In my last post about the gnomes and night folk from Northumbrian Tin Soldier I talked about their adventures in Frostgrave. However, the collection has grown significantly and there is another bunch of models on the painting table. These characterful sculpts have absolutely captured my imagination and I really want to see them on the table more often, so when a friend suggested giving Saga Age of Magic a try I jumped at the chance.
What is Saga Age of Magic?
Saga is a skirmish game that uses forces of up to about 50 models. There is a core Saga rulebook that deals with the main mechanics (how to move, how to fight, etc.) and then additional books that provide the rules for armies from various settings. There are historical books covering the ancients to the crusades and then there is the fantasy rule set, Age of Magic.
At first glance what really stood out to me is how the factions are structured. Thought has clearly gone into how the system can provide options to field pretty much any fantasy army from any range without creating hundreds of different unit entries. There are six factions which all loosely align to fantasy factions we know and love:
The Great Kingdoms – think knights, griffons, high elves, gnome paladins on toads
The Lords of the Wild – think woods elves, tree people, centaurs
The Horde – think orcs, barbarians, marauders
Masters of the Underearth – think dwarfs, rat people, goblins
The Undead Legions – think we all know what this one is about
The Otherworld – think demons and angels
Each faction then has about 10 different unit options and some legendary units to give some extra flavour, which for me is what fantasy wargames are all about.
After giving the army options some thought I decided my gnomes would be best represented by The Great Kingdoms. Primarily this was because I liked the idea of my toad riders as paladins on winged mounts (who needs a Pegasus?)
How does it play?
The first two games have been great fun. Saga’s mechanics are very different from anything I’ve played before.

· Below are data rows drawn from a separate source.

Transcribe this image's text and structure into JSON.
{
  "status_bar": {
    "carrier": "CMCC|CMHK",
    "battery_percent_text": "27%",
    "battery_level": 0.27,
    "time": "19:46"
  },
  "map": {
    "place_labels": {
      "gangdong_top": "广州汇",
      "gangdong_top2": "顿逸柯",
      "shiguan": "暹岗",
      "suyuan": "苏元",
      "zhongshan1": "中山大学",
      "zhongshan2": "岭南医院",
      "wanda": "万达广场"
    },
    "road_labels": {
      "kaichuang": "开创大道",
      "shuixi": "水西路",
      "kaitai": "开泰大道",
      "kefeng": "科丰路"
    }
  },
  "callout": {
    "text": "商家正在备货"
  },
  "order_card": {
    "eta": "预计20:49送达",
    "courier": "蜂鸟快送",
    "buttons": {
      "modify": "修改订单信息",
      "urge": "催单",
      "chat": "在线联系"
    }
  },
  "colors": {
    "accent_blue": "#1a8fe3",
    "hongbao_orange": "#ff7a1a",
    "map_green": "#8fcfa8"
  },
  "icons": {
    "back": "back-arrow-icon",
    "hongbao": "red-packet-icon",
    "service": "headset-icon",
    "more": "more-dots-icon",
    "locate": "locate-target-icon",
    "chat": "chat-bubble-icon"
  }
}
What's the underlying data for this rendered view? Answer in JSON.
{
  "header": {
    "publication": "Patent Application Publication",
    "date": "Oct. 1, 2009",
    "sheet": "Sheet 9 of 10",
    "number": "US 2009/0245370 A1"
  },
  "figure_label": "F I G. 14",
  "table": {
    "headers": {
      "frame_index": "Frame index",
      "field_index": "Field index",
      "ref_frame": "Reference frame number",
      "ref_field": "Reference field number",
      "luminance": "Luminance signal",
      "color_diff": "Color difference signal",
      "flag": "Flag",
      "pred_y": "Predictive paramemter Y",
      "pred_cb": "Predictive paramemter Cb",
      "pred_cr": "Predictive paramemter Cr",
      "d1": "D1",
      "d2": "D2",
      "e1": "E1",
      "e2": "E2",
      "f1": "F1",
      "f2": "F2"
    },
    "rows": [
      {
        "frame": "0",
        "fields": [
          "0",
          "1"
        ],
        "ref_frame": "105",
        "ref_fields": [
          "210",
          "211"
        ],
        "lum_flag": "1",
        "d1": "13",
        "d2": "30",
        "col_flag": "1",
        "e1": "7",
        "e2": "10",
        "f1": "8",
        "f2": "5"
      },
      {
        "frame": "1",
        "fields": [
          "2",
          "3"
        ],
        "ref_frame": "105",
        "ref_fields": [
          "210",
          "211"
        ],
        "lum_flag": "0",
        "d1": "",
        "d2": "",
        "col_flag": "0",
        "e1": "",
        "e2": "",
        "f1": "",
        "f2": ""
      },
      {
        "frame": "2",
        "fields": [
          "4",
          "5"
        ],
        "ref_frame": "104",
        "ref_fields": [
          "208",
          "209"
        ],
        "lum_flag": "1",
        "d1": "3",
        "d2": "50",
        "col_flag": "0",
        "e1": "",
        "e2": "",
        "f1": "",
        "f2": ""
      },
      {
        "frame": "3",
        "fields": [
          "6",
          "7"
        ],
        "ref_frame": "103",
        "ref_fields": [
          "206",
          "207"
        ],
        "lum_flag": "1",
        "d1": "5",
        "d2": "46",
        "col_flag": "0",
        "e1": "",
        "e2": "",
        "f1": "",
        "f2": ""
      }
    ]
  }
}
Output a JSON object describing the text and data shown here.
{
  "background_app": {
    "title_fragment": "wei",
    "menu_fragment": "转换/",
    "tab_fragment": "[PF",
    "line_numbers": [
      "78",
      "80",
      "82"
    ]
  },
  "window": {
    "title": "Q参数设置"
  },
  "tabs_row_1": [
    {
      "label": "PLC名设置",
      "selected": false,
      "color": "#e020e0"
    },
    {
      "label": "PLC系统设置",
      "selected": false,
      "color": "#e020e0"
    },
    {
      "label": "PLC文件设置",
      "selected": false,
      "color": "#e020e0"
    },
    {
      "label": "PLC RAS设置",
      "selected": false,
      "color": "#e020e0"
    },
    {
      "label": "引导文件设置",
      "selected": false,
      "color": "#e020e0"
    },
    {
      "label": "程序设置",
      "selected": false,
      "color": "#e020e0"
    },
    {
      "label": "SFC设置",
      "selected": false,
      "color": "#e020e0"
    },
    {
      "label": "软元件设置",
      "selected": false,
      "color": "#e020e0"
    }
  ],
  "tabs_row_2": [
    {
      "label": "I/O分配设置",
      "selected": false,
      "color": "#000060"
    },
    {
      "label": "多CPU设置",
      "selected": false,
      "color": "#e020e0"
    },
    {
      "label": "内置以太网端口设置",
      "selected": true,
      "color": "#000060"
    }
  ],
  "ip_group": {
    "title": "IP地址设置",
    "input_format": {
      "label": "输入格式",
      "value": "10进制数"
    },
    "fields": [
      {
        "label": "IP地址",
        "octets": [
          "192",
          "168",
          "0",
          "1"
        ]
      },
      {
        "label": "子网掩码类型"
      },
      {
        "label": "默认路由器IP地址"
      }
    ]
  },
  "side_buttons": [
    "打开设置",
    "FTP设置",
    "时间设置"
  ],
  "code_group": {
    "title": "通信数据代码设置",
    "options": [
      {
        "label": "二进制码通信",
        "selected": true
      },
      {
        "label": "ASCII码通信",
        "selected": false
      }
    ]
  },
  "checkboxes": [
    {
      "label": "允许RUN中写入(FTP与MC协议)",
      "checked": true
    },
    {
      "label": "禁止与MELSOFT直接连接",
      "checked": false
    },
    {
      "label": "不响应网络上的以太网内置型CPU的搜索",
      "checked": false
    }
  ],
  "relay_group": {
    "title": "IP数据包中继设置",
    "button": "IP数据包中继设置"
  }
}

The game uses an activation approach whereby units generate dice which are then used to activate troops and unlock special abilities. The special abilities vary between factions and reflect the way they fight.
This creates an interesting resource management challenge which impacts every aspect of the game. How you structure your army impacts the number of dice you get, and the number of dice impacts what units can do. It’s the first game I’ve played where its highly unlikely all your units get to do something every turn.
Add to that a fatigue mechanic that can have a massive impact on combat and you have a really interesting and engaging game. All in all, I’m really excited about adding this game to my “will play regularly” list and already eyeing up the adjustments I need to make to my army to have a Masters of the Underearth army option as well.
Introducing the Gnomes of The Great Kingdoms (an 8 point saga force)